This [the military getting everything it wanted] was quite surprising, given the misgivings that so many of Obama’s key advisers had about ramping up American forces and efforts in Afghanistan. Lieutenant General Douglas Lute, the point person at the National Security Council for Afghanistan under both Bush and Obama, is quoted as saying that “I can’t tell you that the prospect here for success is very high.” Biden consistently took the view that “the war was politically unsustainable,” while his national security advisor Antony Blinken opined that “I don’t know if they can ever pull this off.” Obama's top counterterrorism advisor, John Brennan, thought that countries such as Yemen and Somalia were potentially more of a threat to the United States: “Afghanistan was a small piece of real estate … his worry was the rest of the world”. Rahm Emmanuel termed the war “political flypaper.” Of the president’s national security team, on the civilian side only Robert Gates and Hillary Clinton seemed to embrace wholeheartedly a large increase of American forces in Afghanistan. It is hard to recall another American war in which so many of the president’s top advisers were so ambivalent about approving a substantial escalation of forces.

More serious than what the key players told Woodward or one of his sources about their misgivings about the war—and, in fairness, who wouldn’t have misgivings about the outcome of something as complex as the war in Afghanistan?—were the official dissents about the evolving Afghan strategy filed by Karl Eikenberry, the U.S. ambassador to Afghanistan.
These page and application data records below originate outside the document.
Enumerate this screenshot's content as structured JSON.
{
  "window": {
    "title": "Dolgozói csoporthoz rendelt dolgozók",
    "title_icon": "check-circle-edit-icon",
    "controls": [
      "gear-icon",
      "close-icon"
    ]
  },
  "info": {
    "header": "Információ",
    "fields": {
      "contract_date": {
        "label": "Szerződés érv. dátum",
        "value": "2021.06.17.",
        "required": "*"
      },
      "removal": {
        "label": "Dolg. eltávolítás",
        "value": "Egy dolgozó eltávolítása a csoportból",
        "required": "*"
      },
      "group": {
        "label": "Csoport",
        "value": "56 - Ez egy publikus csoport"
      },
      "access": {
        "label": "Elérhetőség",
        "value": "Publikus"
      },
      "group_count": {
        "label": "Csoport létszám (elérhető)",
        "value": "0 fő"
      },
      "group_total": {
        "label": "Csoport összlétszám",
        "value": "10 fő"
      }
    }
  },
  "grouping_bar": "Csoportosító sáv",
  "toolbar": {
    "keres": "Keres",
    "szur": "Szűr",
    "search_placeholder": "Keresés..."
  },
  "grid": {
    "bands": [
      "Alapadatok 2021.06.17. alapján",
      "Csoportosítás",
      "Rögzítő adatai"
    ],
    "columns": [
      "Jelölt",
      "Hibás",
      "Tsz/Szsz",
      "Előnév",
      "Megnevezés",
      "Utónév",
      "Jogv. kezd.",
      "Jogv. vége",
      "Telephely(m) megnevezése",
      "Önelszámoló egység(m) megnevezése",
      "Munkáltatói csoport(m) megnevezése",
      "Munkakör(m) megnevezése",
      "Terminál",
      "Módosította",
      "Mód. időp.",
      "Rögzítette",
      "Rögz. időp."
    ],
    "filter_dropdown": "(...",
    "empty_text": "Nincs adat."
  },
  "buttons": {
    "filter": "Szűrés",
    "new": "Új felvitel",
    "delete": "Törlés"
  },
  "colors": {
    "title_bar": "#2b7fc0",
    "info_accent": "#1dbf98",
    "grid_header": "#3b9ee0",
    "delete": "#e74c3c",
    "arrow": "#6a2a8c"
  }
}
Those dissents carried special weight as Eikenberry had served two tours in Afghanistan as a senior military officer, including as commanding general in 2006: he could hardly be considered a critic of the Pentagon, and he had also spent three years living in Afghanistan. In the first of two stinging cables that he filed to Clinton in November 2009, Eikenberry described Karzai as “not an adequate strategic partner” and raised serious questions about the abilities of the Afghan army and police to grow in size and efficacy. In his next cable, Eikenberry poured considerable cold water on McChrystal’s counterinsurgency plan, which he pointed out was not matched by a similar effort on the civilian side, and would cost a great deal, while it had scant chance of success if the Taliban continued to have a safe haven in Pakistan. Instead of sending a sizable new contingent of American soldiers, Eikenberry made the anodyne recommendation to appoint a “panel of civilian and military experts to examine the Afghanistan-Pakistan strategy.”
According to both articles, here's the talley of civilian leaders in the Adminstration opposed to the surge in Afghanistan: Vice-President Biden, Afghan Ambassador Eickenberry, John Brennan (Obama's anti-terrorism advisor), Lt. Gen. Lute (Obama's NSC Afghanistan advisor), and master diplomat Richard Holbrooke.

Who was in favor? Robert Gates and the Pentagon, according to those articles.  (And Hillary Clinton, according to one, though I'm a little skeptical on that, given that Holbrooke was Clinton's foreign policy advisor and probably would have been Secretary of State in a Hillary Clinton administration.)

Interesting. So, how's it going, Mr. President?  Funny, I thought you said we'd be seriously withdrawing in 2011?  Now it's 2014.  I didn't believe it when you said 2011, anyway, so I'm not surprised.  But one thing is true: this will give you more chances to get on your 'commander's jacket' and fly over there in Air Force One, which you like so much.  Especially now that you and your base are 'at odds' over things, and you might just prefer to be out of Washington.

I guess every 'great' President's got to have their war.  Herbert Hoover (and Presidents like him) never got a monument, because he didn't have a nice war to run.  And, God forbid, Jimmy Carter failed miserably because he didn't take on the Iranians.  But Washington (Revolutionary War), Lincoln (Civil War), Roosevelt (WWII), now they're the 'great' ones, because they presided over wars.  That's what gets a nice monument in Washington when you're dead.

No comments:

Post a Comment